Forest Vines to Snow Tussocks: The Story of New Zealand Plants
Tendrils are similar to the petioles of leaf climbers in that they are sensitive to touch and respond by twining round a support. They differ in that they are derived from plant organs — branches, inflorescences, leaves or leaflets — which have completely lost their original function and are used solely for climbing. Further, once a tendril has attached to a support, it coils into two opposed helices in its free part, which increases its elasticity and also draws the stem closer to the support.
In New Zealand we have only one forest liane which climbs by tendrils. This is the native passion vine, Passiflora tetrandra, which ranges through the North Island and down to Banks Peninsula on the east of the South Island. The leaves are dark green and shiny and drawn out to a point at the tip. The flowers are much smaller and less colourful than those of the cultivated species and less elaborate in their form, but the fruit compensates for this by being bright orange and 2-3 cm in diameter; it is greatly sought after by birds.

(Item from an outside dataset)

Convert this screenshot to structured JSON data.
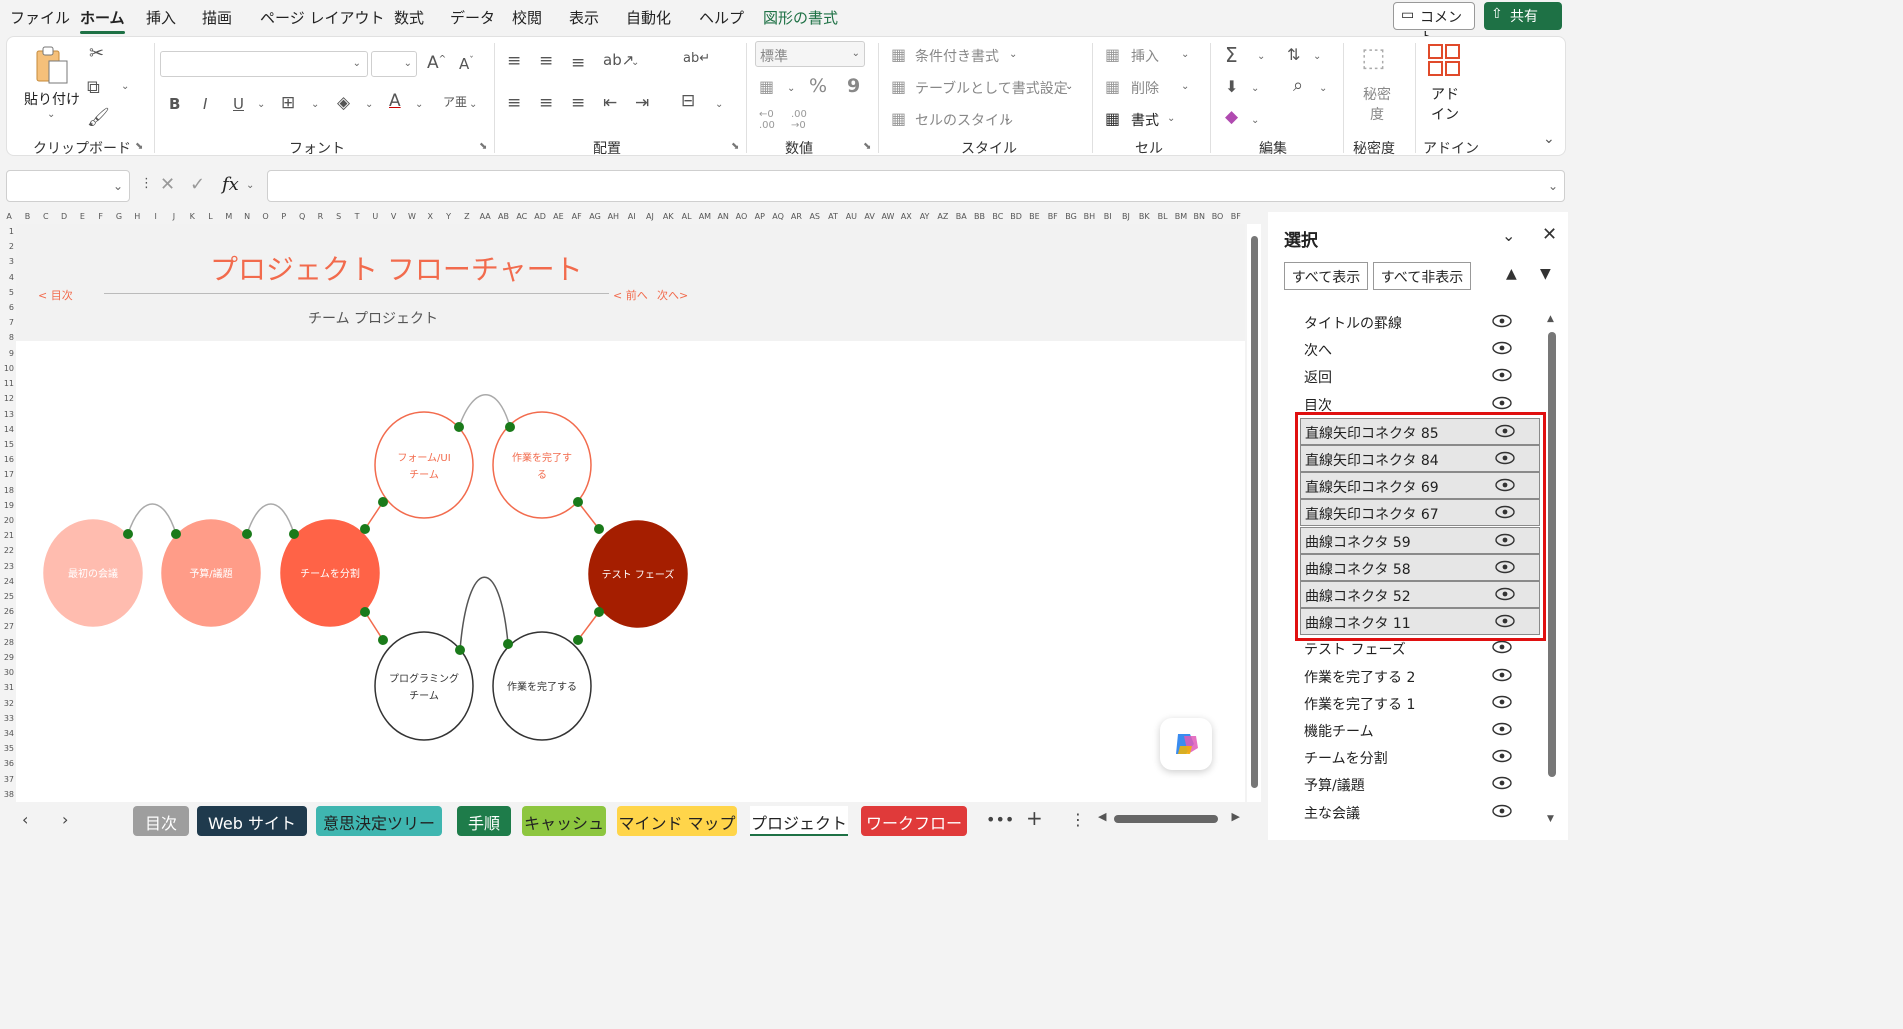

The tendrils arise in leaf axils and are considered to be modified inflorescences. They are at first erect then bend downwards; if they encounter a slender support they wind round it. The part in contact gradually becomes thickened, until it is about twice the diameter of the free part of the tendril. The native passion vine is most common in the lower marginal parts of forests, but it spreads so effectively over the forest roof that it frequently reaches the tops of taller trees. The woody stems can be up to 12 cm in diameter and in their lower parts often form tortuous coils on the forest floor.